Furthermore, some electrical panels, such ones made by Zinsco or Federal Pacifica, are considered unsafe and are prone to fire hazards. Many electricians will not tough these panels and instead recommend to replace the thing entirely with a new, code-compliant panel. 

See the table below for the average installation costs of a new electrical panel. 

Real Quote From an Electrician for a Panel Upgrade

Do not be discouraged! If you already have a 240V outlet that is currently occupied by an appliance such as a dryer, water heater, or welder, you’re in luck! With the NeoCharge Smart Splitter, you can simply plug into your existing outlet to create two 240V outlets--one for your pre-existing appliance and another for your new EV charger.

With the NeoCharge Smart Splitter you can potentially save thousands of dollars on the cost to install a home charging station without needing to rewire your home. Additionally, you do not need a permit with the Smart Splitter (more on that next!). 

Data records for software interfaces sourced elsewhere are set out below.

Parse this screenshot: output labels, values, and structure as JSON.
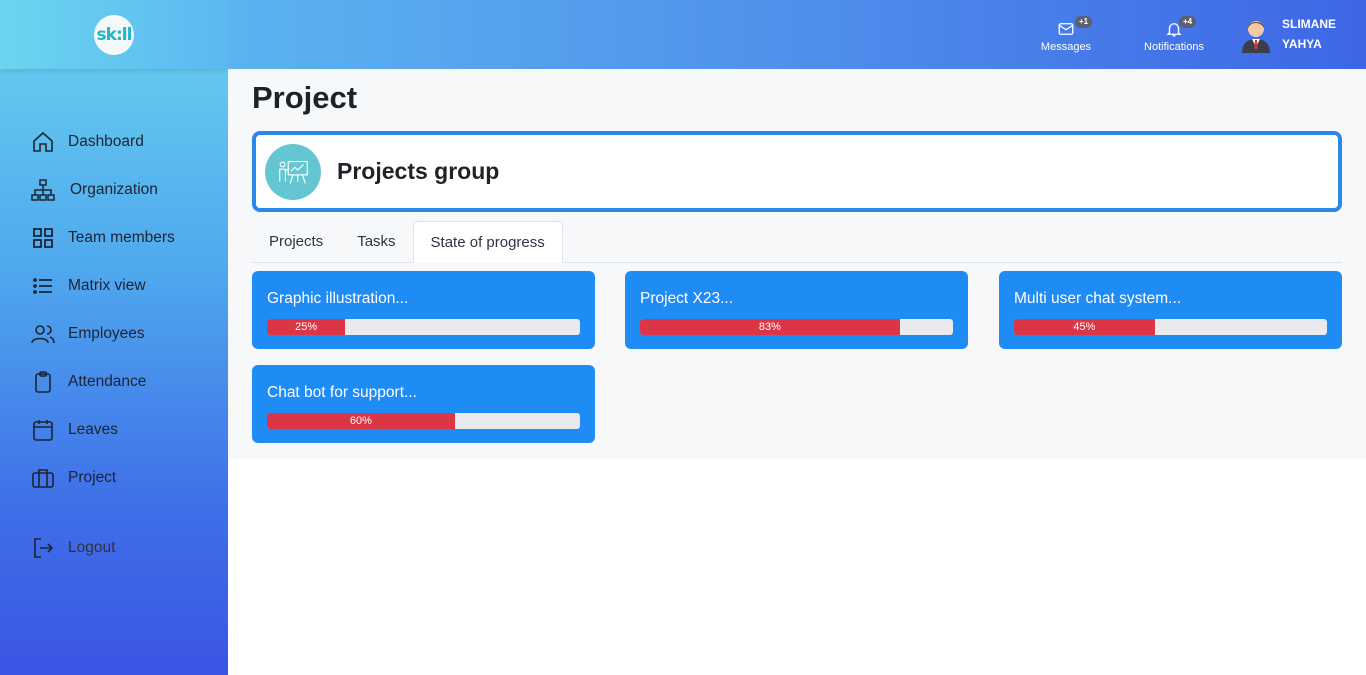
{
  "app": {
    "logo_text": "sk:ll"
  },
  "sidebar": {
    "items": [
      {
        "label": "Dashboard",
        "icon": "home-icon"
      },
      {
        "label": "Organization",
        "icon": "org-chart-icon"
      },
      {
        "label": "Team members",
        "icon": "grid-icon"
      },
      {
        "label": "Matrix view",
        "icon": "list-icon"
      },
      {
        "label": "Employees",
        "icon": "people-icon"
      },
      {
        "label": "Attendance",
        "icon": "clipboard-icon"
      },
      {
        "label": "Leaves",
        "icon": "calendar-icon"
      },
      {
        "label": "Project",
        "icon": "briefcase-icon"
      }
    ],
    "logout": {
      "label": "Logout",
      "icon": "logout-icon"
    }
  },
  "header": {
    "messages": {
      "label": "Messages",
      "badge": "+1"
    },
    "notifications": {
      "label": "Notifications",
      "badge": "+4"
    },
    "user": {
      "first_name": "SLIMANE",
      "last_name": "YAHYA"
    }
  },
  "main": {
    "page_title": "Project",
    "group_title": "Projects group",
    "tabs": [
      {
        "label": "Projects",
        "active": false
      },
      {
        "label": "Tasks",
        "active": false
      },
      {
        "label": "State of progress",
        "active": true
      }
    ],
    "projects": [
      {
        "title": "Graphic illustration...",
        "progress": 25,
        "progress_label": "25%"
      },
      {
        "title": "Project X23...",
        "progress": 83,
        "progress_label": "83%"
      },
      {
        "title": "Multi user chat system...",
        "progress": 45,
        "progress_label": "45%"
      },
      {
        "title": "Chat bot for support...",
        "progress": 60,
        "progress_label": "60%"
      }
    ]
  },
  "colors": {
    "accent": "#1f8bf5",
    "progress": "#dc3545",
    "card_border": "#2a87ec"
  }
}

Electrician Labor

The final piece to installing a home charging station is the labor. In this case, it would mean hiring an electrician. When looking for an electrician it is usually best to get at least three detailed quotes and choose based on experience, insurance, and ratings. Installing an EV charger doesn’t necessarily require an electrician, however, one is highly recommended due for your safety and to ensure you do not void the insurance in your home. When in doubt, hire a licensed electrician!

Like the permit and electrical work, this cost is also fairly subjective. Depending on the amount of work required and your location, you can expect to pay an electrician $300 to $1,500. Keep in mind this cost is only for labor. In most cases, your electrician will quote you time and materials, therefore, the total cost of the installation will be higher.  

Final Thoughts

So putting all of these pieces together, you can expect the cost to install a home charging station to be around $1,000 on the low end and over $3,000 on the high end. Of course, your costs will vary depending on the aforementioned factors. Again, if you happen to have an existing 240V outlet, you can skip the permit, electrical materials, and electrician cost with the Smart Splitter. This can save you hundreds, if not, thousands of dollars on the cost to install a home charging station. You can learn all about the Smart Splitter here.  

Despite this upfront cost, EV drivers still save money by switching to electric. Think of it this way, if you could pay a small fee to install a gas station at your house and pay less for gas than at the pump, wouldn't you do it? With electric cars, you can!

Charge on!